Are you certain you need more than 2K of RAM? Have you used all the usual tricks of storing constants (including audio files) in PROGMEM?
- More than 4K of SRAM- More pins (I/O) than atmega328p- DIP package- Support in the IDE and libraries etc..====== Atmega644p or Atmega1284p... Here is a datasheet for the atmega1284p http://www.atmel.com/Images/doc8059.pdf. 644p and 1284p are essentially the same, just different flash/SRAM size.And here is the core/bootloader for the 1284p "family". https://github.com/maniacbug/mighty-1284p
Quote from: dc42 on Nov 17, 2012, 04:18 pmAre you certain you need more than 2K of RAM? Have you used all the usual tricks of storing constants (including audio files) in PROGMEM?Yup, I'm storing all font arrays in Progmem. Audio is on SD card and I'm using Adafruit's wave library, I'm not sure if that data can be stored it Eprom...
SD card is fine for storing the audio. But the Adafruit doc says the library for that wave shield needs around 600 bytes. So I'm puzzled that 2K isn't enough. Are you certain you have all of the actual font arrays in PROGMEM, not just some top-level pointers to them? Or are you knowingly using a lot of RAM for something else?
char *var = "HELLO";serial.print("HELLO");
Or the 1284, which I assembled on a breadboard here:http://www.gammon.com.au/forum/?id=11637This has somewhat more RAM (16 Kb) and somewhat more program memory (128 Kb).

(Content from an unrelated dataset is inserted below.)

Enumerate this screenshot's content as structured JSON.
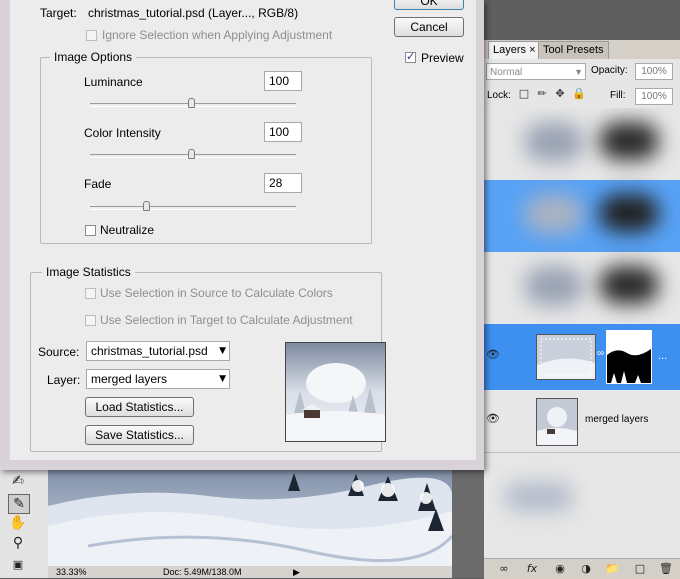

Build your code with the verbose option so you can locate the .elf file.Then run nm on the .elf to see your symbols to be able to identifywhat is using your RAM.See the nm man page for more details buthere is a sample useful command to get you started:avr-nm -n -C -S *.elf > nm.outIn the nm output, the symbols with "B" near the bottom are the ones using up bss (RAM)(This won't show the literal strings).You can also get useful information from the objdump command.--- bill
It's not really a clone if it's a different chip, more like a spinoff.. I needed more ram when using the ENC28J60 ethernet chips. The TCP stack is in ram, rather than in the chip, so it takes most of the ram. So I used the Teensy++ 2.0, really cheap, uses the Arduino IDE just like I'm used to, and has like 8k of ram. Though nowadays, I'd use the Teensy 3.0, it's got 16k of ram and is cheap as dirt.
Thanks for the tip! I was wondering if it was possible to see how much RAM will program take before loading it to the chip. I assume all these options are not available via standard IDE tho? I couldn't find verbose, etc. What do I need to be able to run all these commands? Some kind of AVR studio? Will it be compatible with .ino/.pde sketches and libraries I have?
I was wondering if it was possible to see how much RAM will program take before loading it to the chip.
From a post I saw a week or so ago, I have a feeling that the new version 1.5 IDE does report the amount of RAM allocated statically by your code.Using dynamic memory allocation (including the String class) is a bad idea in small embedded systems.